Shaka (ca. 1787-1828) was an African warrior leader and creator of the Zulu military monarchy. His career was a transforming influence in the history of southern and central Africa.

Shaka was the son of the Zulu chieftain Senzangakona, but doubt surrounds his legitimacy, and it seems that his mother, Nandi, was soon expelled with her child from Senzangakona's household. Thus Shaka grew up an exile in the territories of neighboring chiefs. The distortions in his adult personality, his indifference to suffering, his fierce devotion to his mother, and his urge to dominate may, in some measure, be attributable to the experiences of those years.

The latter phase of this period of exile was spent in the territory of the Mthethwa chief Dingiswayo. Here Shaka found himself at the center of military activity and political change, for Dingiswayo was engaged in subjugating his weaker neighbors and establishing a confederacy of chief-tainships under Mthethwa overlordship.

Upon reaching adulthood, Shaka was drafted into the Mthethwa army and rapidly distinguished himself. By 1816 he had been promoted to a position of command and had won Dingiswayo's patronage. With this backing Shaka plotted successfully for the assassination of his own half brother Sigujana, who had succeeded Senzangakona, and then seized the Zulu chieftainship for himself.

Leader of the Zulu

As chief of the Zulu people, Shaka stood in a client relationship to Dingiswayo, but after the Mthethwa chief's death (ca. 1818) Shaka launched an independent career of conquest. A master of strategy and battle tactics, he injected a new ferocity into warfare by subjecting his men to iron discipline and training them in novel methods of close combat. Shields were exploited as weapons for disarming the enemy, and short-handled stabbing spears were introduced in place of the traditional throwing assegais.

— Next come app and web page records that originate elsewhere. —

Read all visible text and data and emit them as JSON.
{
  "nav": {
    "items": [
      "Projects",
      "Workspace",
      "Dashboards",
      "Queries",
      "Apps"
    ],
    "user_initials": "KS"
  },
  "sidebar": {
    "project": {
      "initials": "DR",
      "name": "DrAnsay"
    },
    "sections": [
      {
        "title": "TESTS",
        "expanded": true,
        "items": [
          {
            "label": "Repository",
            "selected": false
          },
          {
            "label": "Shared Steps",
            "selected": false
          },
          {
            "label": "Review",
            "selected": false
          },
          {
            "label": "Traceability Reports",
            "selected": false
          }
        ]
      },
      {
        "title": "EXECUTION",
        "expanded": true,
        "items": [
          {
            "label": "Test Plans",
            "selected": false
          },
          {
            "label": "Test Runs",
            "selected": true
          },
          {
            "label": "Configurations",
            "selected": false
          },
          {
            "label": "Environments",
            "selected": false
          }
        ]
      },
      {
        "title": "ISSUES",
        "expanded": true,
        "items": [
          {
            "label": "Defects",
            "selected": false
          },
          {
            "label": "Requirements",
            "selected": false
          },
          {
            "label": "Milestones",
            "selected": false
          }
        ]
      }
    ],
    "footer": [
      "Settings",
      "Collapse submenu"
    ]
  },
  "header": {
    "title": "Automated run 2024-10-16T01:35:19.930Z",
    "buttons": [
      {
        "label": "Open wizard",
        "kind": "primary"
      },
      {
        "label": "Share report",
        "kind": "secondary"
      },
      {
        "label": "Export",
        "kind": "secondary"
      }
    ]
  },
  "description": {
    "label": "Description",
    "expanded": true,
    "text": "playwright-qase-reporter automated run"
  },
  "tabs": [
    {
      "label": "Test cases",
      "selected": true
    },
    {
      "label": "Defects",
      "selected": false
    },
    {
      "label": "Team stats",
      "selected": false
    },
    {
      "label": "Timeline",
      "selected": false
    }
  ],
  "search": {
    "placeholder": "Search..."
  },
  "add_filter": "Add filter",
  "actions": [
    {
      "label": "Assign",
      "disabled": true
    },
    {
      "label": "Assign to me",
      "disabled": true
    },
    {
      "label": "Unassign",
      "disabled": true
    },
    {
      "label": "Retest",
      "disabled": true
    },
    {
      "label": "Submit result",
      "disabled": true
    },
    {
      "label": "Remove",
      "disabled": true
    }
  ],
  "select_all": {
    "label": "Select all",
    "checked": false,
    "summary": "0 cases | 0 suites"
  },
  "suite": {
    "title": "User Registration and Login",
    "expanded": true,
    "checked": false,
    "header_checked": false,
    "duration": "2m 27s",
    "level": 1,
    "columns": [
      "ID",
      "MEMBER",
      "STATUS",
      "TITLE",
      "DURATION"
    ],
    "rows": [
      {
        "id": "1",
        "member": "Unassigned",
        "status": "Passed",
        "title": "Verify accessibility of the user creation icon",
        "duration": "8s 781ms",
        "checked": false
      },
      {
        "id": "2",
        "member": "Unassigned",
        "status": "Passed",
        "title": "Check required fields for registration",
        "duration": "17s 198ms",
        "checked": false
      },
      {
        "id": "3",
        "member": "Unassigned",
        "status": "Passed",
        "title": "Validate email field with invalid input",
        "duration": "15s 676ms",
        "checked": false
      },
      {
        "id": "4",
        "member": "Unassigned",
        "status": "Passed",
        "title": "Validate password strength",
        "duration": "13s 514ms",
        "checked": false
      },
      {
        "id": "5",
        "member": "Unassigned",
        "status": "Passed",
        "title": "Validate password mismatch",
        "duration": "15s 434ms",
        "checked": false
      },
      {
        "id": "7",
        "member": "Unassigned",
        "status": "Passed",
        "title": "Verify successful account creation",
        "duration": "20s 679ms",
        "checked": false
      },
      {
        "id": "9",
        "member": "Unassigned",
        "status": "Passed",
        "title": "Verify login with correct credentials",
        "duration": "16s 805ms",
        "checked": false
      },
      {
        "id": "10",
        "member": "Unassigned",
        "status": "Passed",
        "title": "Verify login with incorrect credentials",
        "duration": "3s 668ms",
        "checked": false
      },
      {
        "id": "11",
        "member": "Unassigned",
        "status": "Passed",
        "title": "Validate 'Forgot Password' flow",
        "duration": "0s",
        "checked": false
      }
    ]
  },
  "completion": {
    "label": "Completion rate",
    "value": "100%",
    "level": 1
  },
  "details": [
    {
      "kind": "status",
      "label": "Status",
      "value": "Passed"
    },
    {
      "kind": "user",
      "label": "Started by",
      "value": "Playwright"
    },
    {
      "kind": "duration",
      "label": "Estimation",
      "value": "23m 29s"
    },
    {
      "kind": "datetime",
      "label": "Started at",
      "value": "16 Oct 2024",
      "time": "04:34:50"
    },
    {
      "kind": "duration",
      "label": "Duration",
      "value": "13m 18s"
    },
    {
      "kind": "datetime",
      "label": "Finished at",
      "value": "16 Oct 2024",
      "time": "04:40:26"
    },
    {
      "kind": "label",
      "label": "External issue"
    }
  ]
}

Shaka also built as he conquered. His regiments were not enrolled territorially; instead, as he expanded his domains, he drafted the men of the conquered chiefdoms into age regiments under a system of centralized command. Thus traditional local loyalties were deprived of any means of military expression, and the men of fighting age were made wholly dependent on the will of their new ruler. Even marriage was prohibited except to men of regiments that had earned this privilege by service in arms.

Shaka's most decisive victory (ca. 1818/1819) was probably that against the Ndwandwe chief, Zwide, who had been Dingiswayo's most dangerous rival. After that, there was no serious obstacle to the expansion of Shaka's power, and by 1824 his rule extended over the country east of the Drakensberg from the southern frontiers of present-day Swaziland to the lands of Natal beyond the Tugela River. Dingiswayo had established a Mthethwa overlordship; Shaka created a centralized monarchy in which the chief-doms of the past were obliterated except in certain privileged enclaves and on the marches of his kingdom, where some chiefly lines seem to have retained a measure of local authority under a client relationship.

Repercussions of Shakan Militarism

Shaka's influence was not confined to the region of his own conquests. In several instances chiefs who were the victims of his attacks, or who feared his wrath, fled with their followers and began careers of plunder that contributed to disruption far beyond the area in which the Zulu armies were operating. This upheaval (the Difaqane) affected the patterns of population distribution over a large part of southern and central Africa.

In Natal and in the central plateau region the devastation was such that the Afrikaners (South Africans of European descent) and Boers (South Africans of Dutch or Huguenot descent) found apparently empty lands awaiting them when they spread out from the Cape in 1836-1838. Elsewhere, either in imitation of Shaka's military state or in response to the critical conditions resulting from the Difaqane, new polities were constructed by the Bantu-speaking peoples which profoundly influenced the history of southern and central Africa.

By sending refugees spilling southward, Shaka's campaigns increased the pressures on the already-troubled Cape eastern frontier. And by permitting white traders and hunters to establish themselves at Port Natal in 1824, he nurtured the seeds of a new British colony that would ultimately annex Zululand and carry it into a white-controlled Union of South Africa.

Shaka lived long enough to have only a limited awareness of the changes wrought by his career. In 1827, after the death of his mother, he imposed extravagant mourning ceremonies that left loyalty strained, and in 1828 he was assassinated by two of his half brothers, Dingane and Mhlangana, acting in conspiracy with his personal attendant, Mbopa. However, the Zulu kingdom remained an important factor in South African politics until its defeat by Britain in 1879, and a sense of Zulu nationhood survives to this day.

Further Reading on Shaka

E. A. Ritter's popular biography Shaka Zulu: The Rise of the Zulu Empire (1955) is enriched by oral tradition but marred by a tendency to romanticize. It should be read with Alfred T. Bryant, Olden Times in Zululand and Natal (1929); Donald R. Morris, The Washing of the Spears (1965); and John D. Omer-Cooper, The Zulu Aftermath (1966). Also helpful is Monica Wilson and Leonard Thompson, eds., The Oxford History of South Africa (1969).